To be left with a mess: a pair of mangled headphones, a car to sell, arrangements to be made (floral, funerary, and otherwise), certificates to draw up, a body to “handle.” Logistics aside, the days that follow death are often experienced — by the surviving — as a state of intoxication, a hyperawareness, a laser-sharp focus to which we are forced to apply the same vocabulary of the everyday for lack of an alternative code, though it would merit it.
It sounds trite to say that nothing else in that moment matters, as things recede in urgency. In this version of living, reason and strategic hierarchies have been upset; the worst, having arrived, is no longer anticipated. There is a freedom, a release, an unleashing to grief that undoubtedly explains its oft-noted likeness to sex.
There are two rooms to this show; one is lined with a display of harnesses and hooks, ikebana-like compositions held together by ropes, Shibari suspension rings, funerary flowers and equestrian halters, each in a tastefully paced color palette. They are visibly used. They are decorative accessories that betray recent pain, restraint, and pleasure. At off-center intervals of the room, two of the rope-ring-harness-hook-compositions are, eerily enough, freestanding. As a whole, they are leveled as instruments of torture, pleasure, and fashion.
In the second room, burnt pieces of bark protrude from the wall, each one mirrored by a 3-D-printed double of its form, and each one overflowing with — unexpectedly — glitter. Like poltergeist hands pushing out of walls, the low-hung pieces stress the surrogacy of their materials: plastic for wood, glitter for ash, and by doing so complicate the casual, sophisticated, finish-fetish read one might have had of this coded show.
It is safe to put these works in conversation with Senga Nengudi’s flesh-colored stockings-and-sand sculptures activated by elaborate pulling and stretching performances, they are sculptures that invoke resistance. Or with Longacre-White’s peer and friend Rachel Foullon’s invented-tools sculptures, which make new, colorful rope, leather, and metal compositions that weaponize art with feminine mystique. In both instances, as in Longacre-White’s sculptures, a series of knots tighten and complicate the individual pieces; a chain reaction of micro-compositions unfold as the viewer approaches the work.
All this drama, however, is scaled back by a little bit of humor: the sculptures in the exhibition are neutralized by its iodine title, “New Sculptures 2016–17,” and the sex/death/suicide/longing/desire effect is diffused as the viewer remains at a safe “screen distance,” a convention that hearkens to entertainment: leaving us to wonder whether, when forced to contend with these heightened life experiences, art can/should be the illustration of such things, or perhaps embody the tools to achieve the thing itself.
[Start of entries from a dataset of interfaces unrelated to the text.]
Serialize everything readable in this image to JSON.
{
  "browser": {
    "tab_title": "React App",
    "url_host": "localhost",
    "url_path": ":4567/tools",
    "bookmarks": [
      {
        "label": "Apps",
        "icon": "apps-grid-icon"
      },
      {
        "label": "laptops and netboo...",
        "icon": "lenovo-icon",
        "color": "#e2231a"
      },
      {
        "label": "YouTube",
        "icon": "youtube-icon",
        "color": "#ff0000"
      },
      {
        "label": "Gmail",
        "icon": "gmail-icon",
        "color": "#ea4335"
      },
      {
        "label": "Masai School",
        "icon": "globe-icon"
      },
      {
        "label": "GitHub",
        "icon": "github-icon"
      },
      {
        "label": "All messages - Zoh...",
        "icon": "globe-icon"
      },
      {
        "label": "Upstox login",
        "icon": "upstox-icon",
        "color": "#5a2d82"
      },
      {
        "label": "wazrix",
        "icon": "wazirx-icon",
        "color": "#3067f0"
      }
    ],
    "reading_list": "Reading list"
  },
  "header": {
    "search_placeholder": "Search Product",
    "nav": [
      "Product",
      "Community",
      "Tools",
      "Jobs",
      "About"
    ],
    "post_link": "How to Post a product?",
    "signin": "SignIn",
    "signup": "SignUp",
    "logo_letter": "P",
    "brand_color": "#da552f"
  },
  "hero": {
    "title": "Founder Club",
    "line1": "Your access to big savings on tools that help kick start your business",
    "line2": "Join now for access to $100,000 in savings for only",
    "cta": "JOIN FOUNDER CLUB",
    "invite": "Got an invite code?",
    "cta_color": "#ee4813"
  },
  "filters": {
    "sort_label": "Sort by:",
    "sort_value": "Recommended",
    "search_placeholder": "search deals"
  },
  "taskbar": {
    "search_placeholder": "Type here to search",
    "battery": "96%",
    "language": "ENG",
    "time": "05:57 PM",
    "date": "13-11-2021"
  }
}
In this case, these compositions of weapons and toys are easily both.
by Lauren Mackler